INFORMATION SHOWN: Begin
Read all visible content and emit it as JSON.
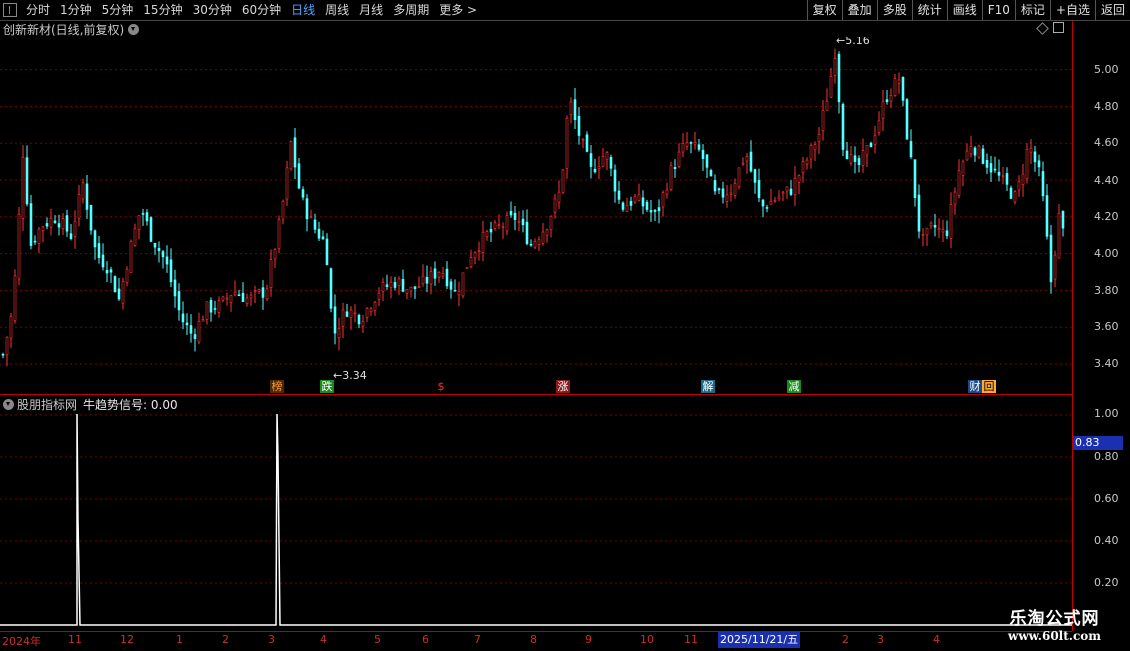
{
  "toolbar": {
    "left_items": [
      "分时",
      "1分钟",
      "5分钟",
      "15分钟",
      "30分钟",
      "60分钟",
      "日线",
      "周线",
      "月线",
      "多周期",
      "更多 >"
    ],
    "active_index": 6,
    "right_items": [
      "复权",
      "叠加",
      "多股",
      "统计",
      "画线",
      "F10",
      "标记",
      "+自选",
      "返回"
    ]
  },
  "main": {
    "title": "创新新材(日线,前复权)",
    "high_label": "5.16",
    "low_label": "3.34",
    "price_ticks": [
      "5.00",
      "4.80",
      "4.60",
      "4.40",
      "4.20",
      "4.00",
      "3.80",
      "3.60",
      "3.40"
    ],
    "markers": [
      {
        "text": "榜",
        "color": "#ff9933",
        "bg": "#4a2a00"
      },
      {
        "text": "跌",
        "color": "#ffffff",
        "bg": "#1a8a1a"
      },
      {
        "text": "$",
        "color": "#ff3030",
        "bg": "#000000"
      },
      {
        "text": "涨",
        "color": "#ffffff",
        "bg": "#8a1a1a"
      },
      {
        "text": "解",
        "color": "#ffffff",
        "bg": "#1a6a8a"
      },
      {
        "text": "减",
        "color": "#ffffff",
        "bg": "#1a8a1a"
      },
      {
        "text": "财",
        "color": "#ffffff",
        "bg": "#1a4a8a"
      },
      {
        "text": "回",
        "color": "#000000",
        "bg": "#ffaa33"
      }
    ]
  },
  "indicator": {
    "name": "股朋指标网",
    "label": "牛趋势信号: 0.00",
    "ticks": [
      "1.00",
      "0.80",
      "0.60",
      "0.40",
      "0.20"
    ],
    "cursor_value": "0.83"
  },
  "date_axis": {
    "labels": [
      "2024年",
      "11",
      "12",
      "1",
      "2",
      "3",
      "4",
      "5",
      "6",
      "7",
      "8",
      "9",
      "10",
      "11",
      "2",
      "3",
      "4"
    ],
    "active_date": "2025/11/21/五"
  },
  "watermark": {
    "line1": "乐淘公式网",
    "line2": "www.60lt.com"
  },
  "colors": {
    "up": "#ff3333",
    "down": "#54ffff",
    "grid": "#7a0000",
    "signal": "#ffffff"
  }
}
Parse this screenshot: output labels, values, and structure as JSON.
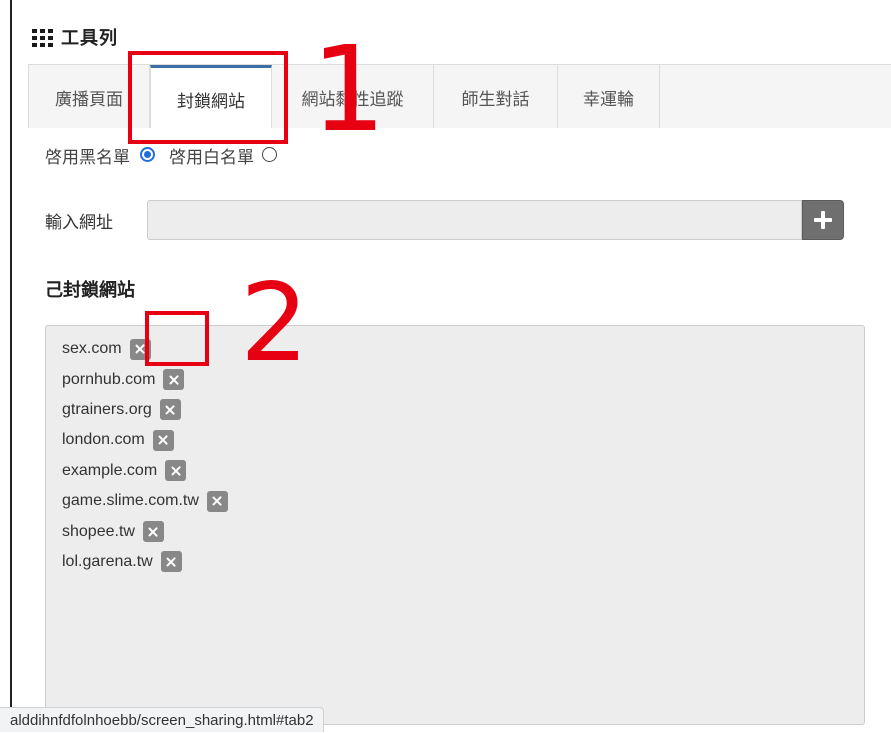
{
  "toolbar": {
    "title": "工具列",
    "icon": "grid-icon"
  },
  "tabs": [
    {
      "label": "廣播頁面",
      "active": false
    },
    {
      "label": "封鎖網站",
      "active": true
    },
    {
      "label": "網站黏性追蹤",
      "active": false
    },
    {
      "label": "師生對話",
      "active": false
    },
    {
      "label": "幸運輪",
      "active": false
    }
  ],
  "mode": {
    "blacklist_label": "啓用黑名單",
    "whitelist_label": "啓用白名單",
    "selected": "blacklist"
  },
  "url_input": {
    "label": "輸入網址",
    "value": "",
    "placeholder": "",
    "add_icon": "plus-icon"
  },
  "blocked": {
    "title": "己封鎖網站",
    "sites": [
      "sex.com",
      "pornhub.com",
      "gtrainers.org",
      "london.com",
      "example.com",
      "game.slime.com.tw",
      "shopee.tw",
      "lol.garena.tw"
    ],
    "remove_icon": "x-icon"
  },
  "status_bar": {
    "url": "alddihnfdfolnhoebb/screen_sharing.html#tab2"
  },
  "annotations": {
    "label_1": "1",
    "label_2": "2",
    "color": "#e60012"
  },
  "colors": {
    "radio_selected": "#1e6fd9",
    "active_tab_top": "#3c6fa8",
    "remove_button": "#888888",
    "add_button": "#6f6f6f"
  }
}
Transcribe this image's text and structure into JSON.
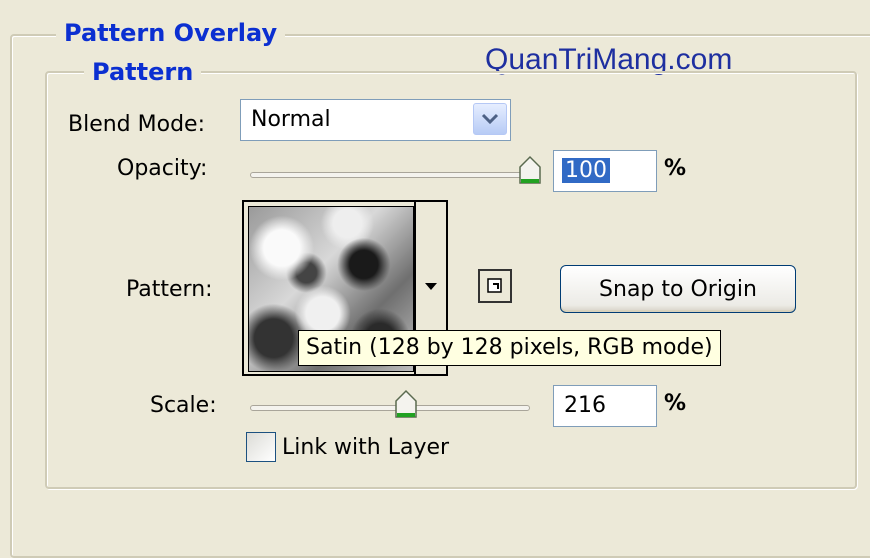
{
  "watermark": "QuanTriMang.com",
  "pattern_overlay": {
    "title": "Pattern Overlay",
    "pattern_group": {
      "title": "Pattern",
      "blend_mode": {
        "label": "Blend Mode:",
        "value": "Normal",
        "icon": "chevron-down-icon"
      },
      "opacity": {
        "label": "Opacity:",
        "value": "100",
        "unit": "%",
        "slider_fraction": 1.0
      },
      "pattern": {
        "label": "Pattern:",
        "picker_icon": "dropdown-arrow-icon",
        "new_preset_icon": "new-preset-icon",
        "snap_button": "Snap to Origin",
        "tooltip": "Satin (128 by 128 pixels, RGB mode)"
      },
      "scale": {
        "label": "Scale:",
        "value": "216",
        "unit": "%",
        "slider_fraction": 0.55
      },
      "link_with_layer": {
        "label": "Link with Layer",
        "checked": false
      }
    }
  },
  "colors": {
    "background": "#ece9d8",
    "heading": "#0b2fd1",
    "watermark": "#1e2fa0",
    "selection": "#316ac5",
    "tooltip_bg": "#ffffe1"
  }
}
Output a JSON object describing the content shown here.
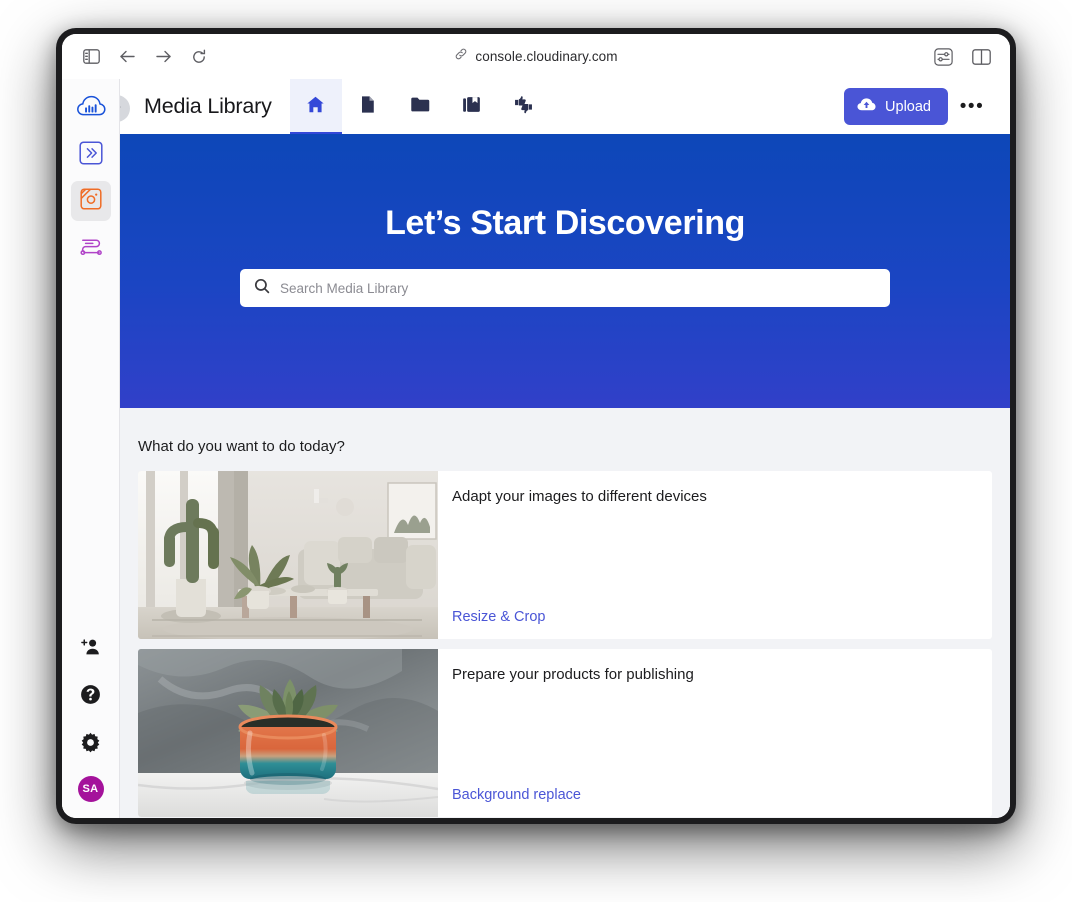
{
  "browser": {
    "url": "console.cloudinary.com",
    "icons": {
      "sidebar_toggle": "sidebar-toggle-icon",
      "back": "back-arrow-icon",
      "forward": "forward-arrow-icon",
      "reload": "reload-icon",
      "link": "link-icon",
      "page_settings": "page-settings-icon",
      "tab_overview": "tab-overview-icon"
    }
  },
  "rail": {
    "items": [
      {
        "name": "cloudinary-logo",
        "icon": "cloud-logo-icon",
        "active": false
      },
      {
        "name": "programmable-media",
        "icon": "code-chevrons-icon",
        "active": false
      },
      {
        "name": "media-library",
        "icon": "media-library-icon",
        "active": true
      },
      {
        "name": "transformations",
        "icon": "transformation-icon",
        "active": false
      }
    ],
    "bottom_items": [
      {
        "name": "invite-user",
        "icon": "add-user-icon"
      },
      {
        "name": "help",
        "icon": "question-mark-icon"
      },
      {
        "name": "settings",
        "icon": "gear-icon"
      }
    ],
    "avatar_initials": "SA"
  },
  "header": {
    "title": "Media Library",
    "collapse_icon": "chevron-right-icon",
    "tabs": [
      {
        "name": "tab-home",
        "icon": "home-icon",
        "active": true
      },
      {
        "name": "tab-assets",
        "icon": "file-icon",
        "active": false
      },
      {
        "name": "tab-folders",
        "icon": "folder-icon",
        "active": false
      },
      {
        "name": "tab-collections",
        "icon": "collections-icon",
        "active": false
      },
      {
        "name": "tab-moderation",
        "icon": "moderation-icon",
        "active": false
      }
    ],
    "upload_label": "Upload",
    "upload_icon": "cloud-upload-icon",
    "more_label": "•••"
  },
  "hero": {
    "title": "Let’s Start Discovering",
    "search_placeholder": "Search Media Library",
    "search_value": "",
    "search_icon": "search-icon"
  },
  "section": {
    "heading": "What do you want to do today?",
    "cards": [
      {
        "title": "Adapt your images to different devices",
        "link": "Resize & Crop",
        "thumb": "living-room-with-cactus-photo"
      },
      {
        "title": "Prepare your products for publishing",
        "link": "Background replace",
        "thumb": "succulent-in-ceramic-pot-photo"
      }
    ]
  },
  "colors": {
    "brand_blue": "#4a55d6",
    "hero_top": "#0d47b8",
    "hero_bottom": "#3140c9",
    "tab_active": "#3448d8",
    "avatar": "#a4129b",
    "media_library_accent": "#ef6c26"
  }
}
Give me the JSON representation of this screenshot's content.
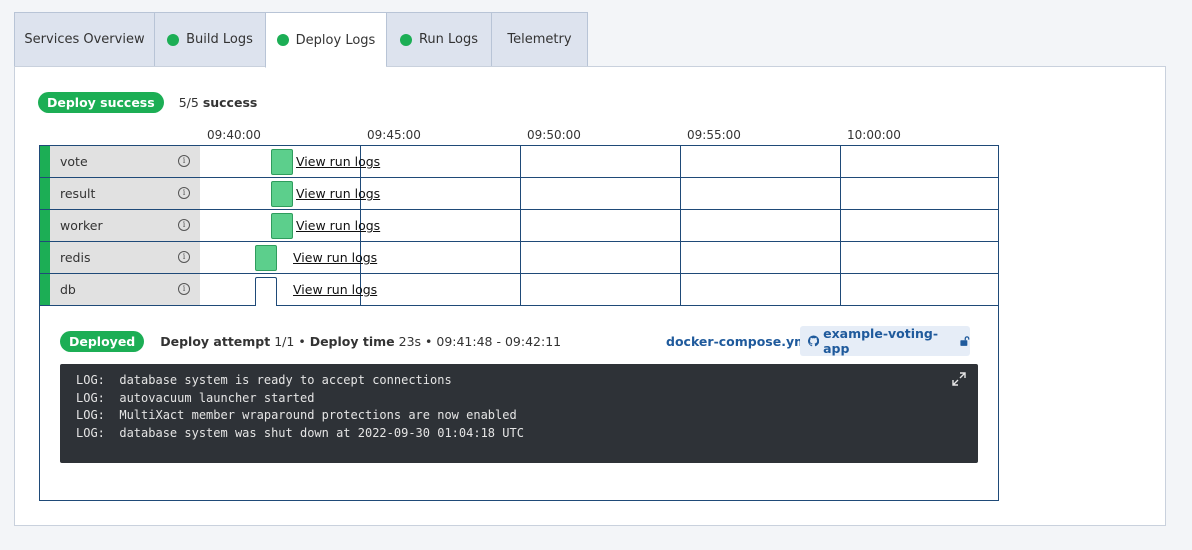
{
  "tabs": [
    {
      "label": "Services Overview",
      "status": false
    },
    {
      "label": "Build Logs",
      "status": true
    },
    {
      "label": "Deploy Logs",
      "status": true
    },
    {
      "label": "Run Logs",
      "status": true
    },
    {
      "label": "Telemetry",
      "status": false
    }
  ],
  "status": {
    "badge": "Deploy success",
    "count": "5/5",
    "count_suffix": "success"
  },
  "axis": [
    "09:40:00",
    "09:45:00",
    "09:50:00",
    "09:55:00",
    "10:00:00"
  ],
  "services": [
    {
      "name": "vote",
      "link": "View run logs"
    },
    {
      "name": "result",
      "link": "View run logs"
    },
    {
      "name": "worker",
      "link": "View run logs"
    },
    {
      "name": "redis",
      "link": "View run logs"
    },
    {
      "name": "db",
      "link": "View run logs"
    }
  ],
  "detail": {
    "badge": "Deployed",
    "attempt_label": "Deploy attempt",
    "attempt_value": "1/1",
    "sep": "•",
    "time_label": "Deploy time",
    "time_value": "23s • 09:41:48 - 09:42:11",
    "compose_file": "docker-compose.yml",
    "repo": "example-voting-app"
  },
  "logs": [
    "LOG:  database system is ready to accept connections",
    "LOG:  autovacuum launcher started",
    "LOG:  MultiXact member wraparound protections are now enabled",
    "LOG:  database system was shut down at 2022-09-30 01:04:18 UTC"
  ],
  "colors": {
    "accent": "#1cae55",
    "bar": "#5ccf8c",
    "grid": "#1f4a78",
    "link": "#1f5a9c"
  }
}
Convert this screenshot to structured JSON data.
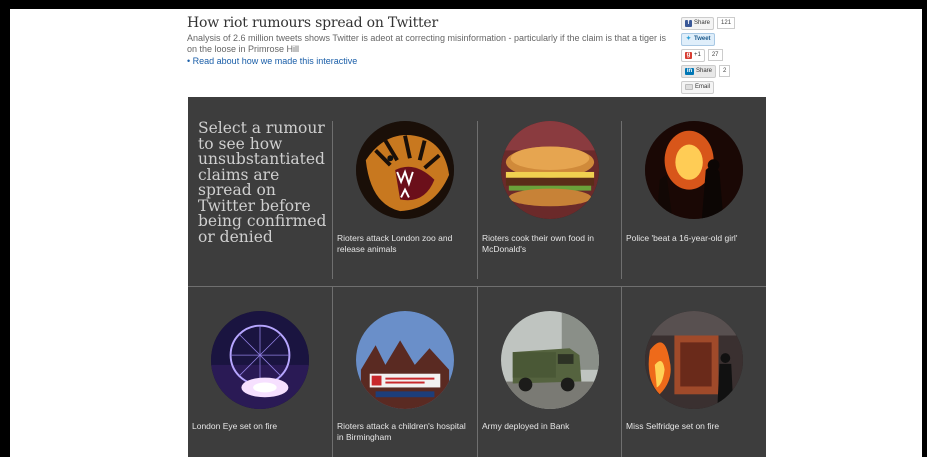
{
  "article": {
    "title": "How riot rumours spread on Twitter",
    "subtitle": "Analysis of 2.6 million tweets shows Twitter is adeot at correcting misinformation - particularly if the claim is that a tiger is on the loose in Primrose Hill",
    "read_link": "• Read about how we made this interactive"
  },
  "share": {
    "facebook_label": "Share",
    "facebook_count": "121",
    "tweet_label": "Tweet",
    "gplus_label": "+1",
    "gplus_count": "27",
    "linkedin_label": "Share",
    "linkedin_count": "2",
    "email_label": "Email"
  },
  "panel": {
    "intro": "Select a rumour to see how unsubstantiated claims are spread on Twitter before being confirmed or denied",
    "rumours": [
      {
        "label": "Rioters attack London zoo and release animals",
        "icon": "tiger-photo"
      },
      {
        "label": "Rioters cook their own food in McDonald's",
        "icon": "burger-photo"
      },
      {
        "label": "Police 'beat a 16-year-old girl'",
        "icon": "riot-fire-photo"
      },
      {
        "label": "London Eye set on fire",
        "icon": "london-eye-photo"
      },
      {
        "label": "Rioters attack a children's hospital in Birmingham",
        "icon": "hospital-photo"
      },
      {
        "label": "Army deployed in Bank",
        "icon": "army-truck-photo"
      },
      {
        "label": "Miss Selfridge set on fire",
        "icon": "burning-shop-photo"
      }
    ]
  },
  "colors": {
    "panel_bg": "#3d3d3d",
    "link": "#1a5ea8",
    "intro_text": "#cfcfcf"
  }
}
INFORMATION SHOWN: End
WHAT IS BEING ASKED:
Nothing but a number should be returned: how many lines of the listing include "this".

RESULT:
5